“Making it more difficult for people out of favor with the state to travel back and forth across borders is a classic part of the fascist playbook,” Wolf says. She noticed starting in 2002 that “almost every time I sought to board a domestic airline flight, I was called aside by the Transportation Security Administration(TSA) and given a more thorough search.”During one preboarding search, a TSA agent told her “You’re on the list” and Wolf learned it is not a list of suspected terrorists but of journalists, academics, activists, and politicians “who have criticized the White House.”Some of this hassling has made headlines, such as when Senator Edward Kennedy was detained five times in East Coast airports in March, 2004, suggesting no person, however prominent, is safe from Bush nastiness. Rep. John Lewis of Georgia has also been mistreated. And it can be nasty. Robert Johnson, an American citizen, described the “humiliation factor” he endured:“I had to take off my pants. I had to take off my sneakers, then I had to take off my socks. I was treated like a criminal,” Wolf quotes him as saying. And it gets worse than that. Nicolas Maduro, Venezuela’s foreign minister, said he was detained at Kennedy airport by officers who “threatened and shoved” him. And that was mild. Maher Arar, a Canadian software consultant was detained at Kennedy and “rendered” to Syria where he was imprisoned for more than a year by goons that beat him with a heavy metal cable. Read the rest of this entry »
From an Amazon reader review of John Perkins' "The Secret History of the American Empire.
In his first book, Confessions of an Economic Hitman, John Perkins lifted the veil on a world rarely seen by most people. He took us on a tour of the costs and consequences of American corporate hegemony, dispelling myths of the `free market', and forcing us to peer deep into our own souls. As Perkins states in his earlier works, "The world is as you dream it," so the question is, what will you dream?
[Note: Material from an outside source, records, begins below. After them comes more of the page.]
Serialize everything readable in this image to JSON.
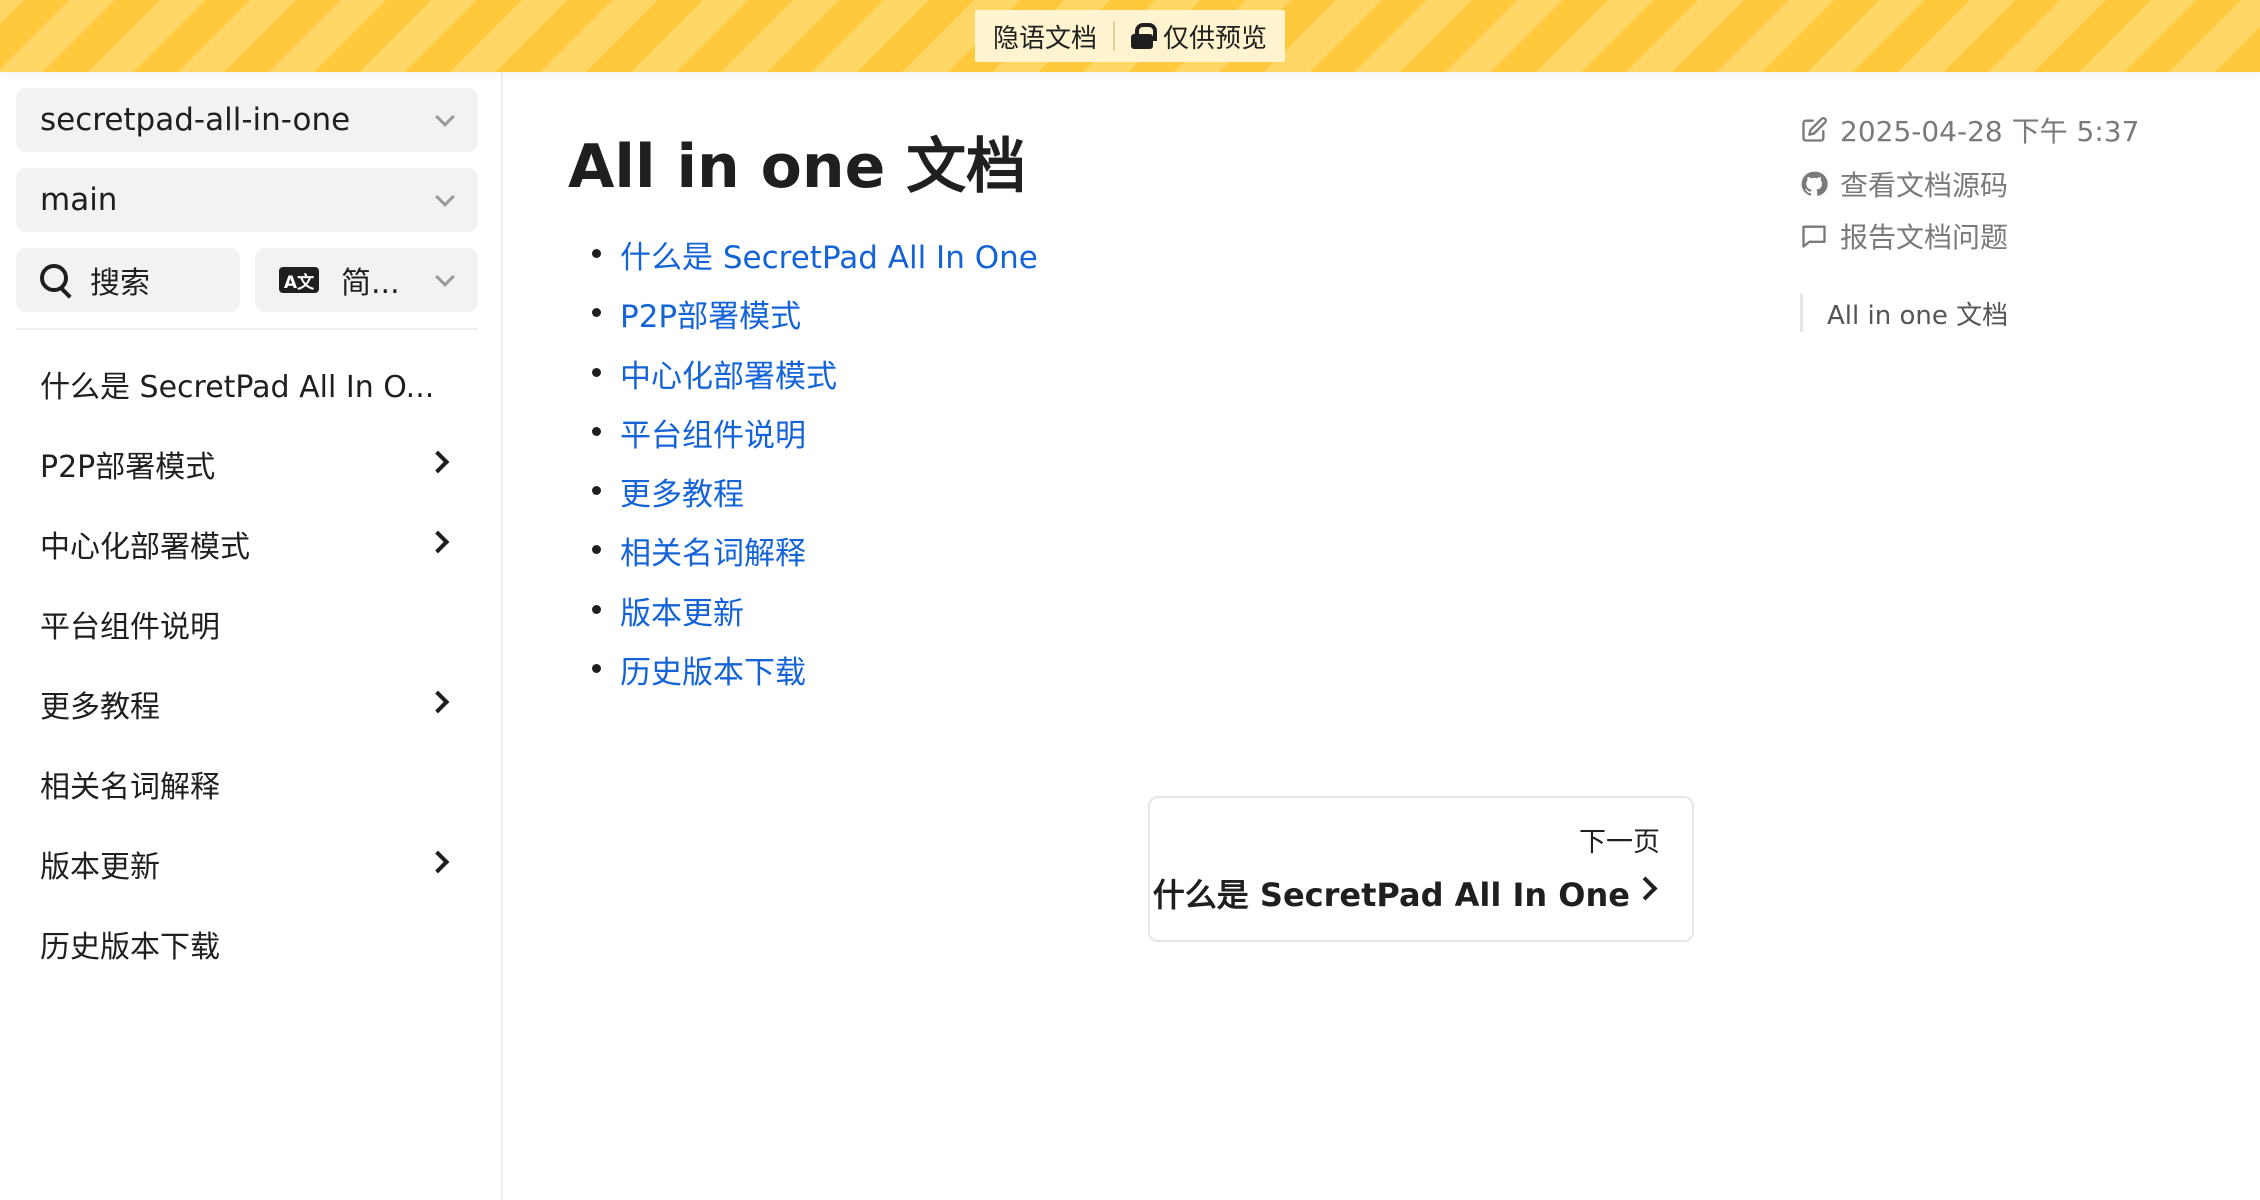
{
  "banner": {
    "doc_label": "隐语文档",
    "preview_label": "仅供预览"
  },
  "sidebar": {
    "project_select": "secretpad-all-in-one",
    "branch_select": "main",
    "search_label": "搜索",
    "language_label": "简...",
    "translate_icon_text": "A文",
    "items": [
      {
        "label": "什么是 SecretPad All In O...",
        "expandable": false
      },
      {
        "label": "P2P部署模式",
        "expandable": true
      },
      {
        "label": "中心化部署模式",
        "expandable": true
      },
      {
        "label": "平台组件说明",
        "expandable": false
      },
      {
        "label": "更多教程",
        "expandable": true
      },
      {
        "label": "相关名词解释",
        "expandable": false
      },
      {
        "label": "版本更新",
        "expandable": true
      },
      {
        "label": "历史版本下载",
        "expandable": false
      }
    ]
  },
  "main": {
    "title": "All in one 文档",
    "links": [
      "什么是 SecretPad All In One",
      "P2P部署模式",
      "中心化部署模式",
      "平台组件说明",
      "更多教程",
      "相关名词解释",
      "版本更新",
      "历史版本下载"
    ],
    "next": {
      "label": "下一页",
      "title": "什么是 SecretPad All In One"
    }
  },
  "meta": {
    "updated": "2025-04-28 下午 5:37",
    "source_link": "查看文档源码",
    "report_link": "报告文档问题",
    "toc_entry": "All in one 文档"
  },
  "colors": {
    "banner_stripe_a": "#ffc83d",
    "banner_stripe_b": "#ffd767",
    "link": "#1464d8"
  }
}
Picking up where he left off, Perkins continues down the path of redemption. Once serving the masters of modern slavery, Perkins now works tirelessly to free those who have been oppressed by the corpratocracy. His thesis? Our planet cannot survive ruthless consumerism at the expense of the world and its people. When all the trees are gone, and all the oil is tapped, what will be left? Does your shirt still feel nice when you understand the suffering involved in its production?

The world John Perkins envisions is one in which personal participation is crucial, and power does not rest in the hands of the few. We have everything we need to create a sustainable global society. We have the resources, the technology, and viable social models. What we need now is a vision, and the inspiration to create such a world. In 329 pages, Perkins provides us with the inspiration to fearlessly question ourselves, and the power structures that exist around us.

Traveling through countries like Indonesia, Brazil, Bolivia, Iraq, and Iran, Perkins paints a picture so vivid its life-altering. This is an amazing follow-up to Confessions, and I strongly recommend this book to anyone who still believes the `free market' benefits all, or anyone who is still waving a flag. This story is brutal, harsh, and real. But the good news is: life can change. We can change. Deep down we all share common values. We all want to live peacefully, we all want to prosper, and we all want to feel love.

If you wish to understand the world for how it really exists, and you seek the tools to help create positive changes, then you have to read this book.

As John says, "Today is the day for us to begin to truly change the world."
Additional resourcesDiscoveries

Why Conservatives Hate America

Spread the word:

yahoo icerocket pubsub newsvine
Post a Comment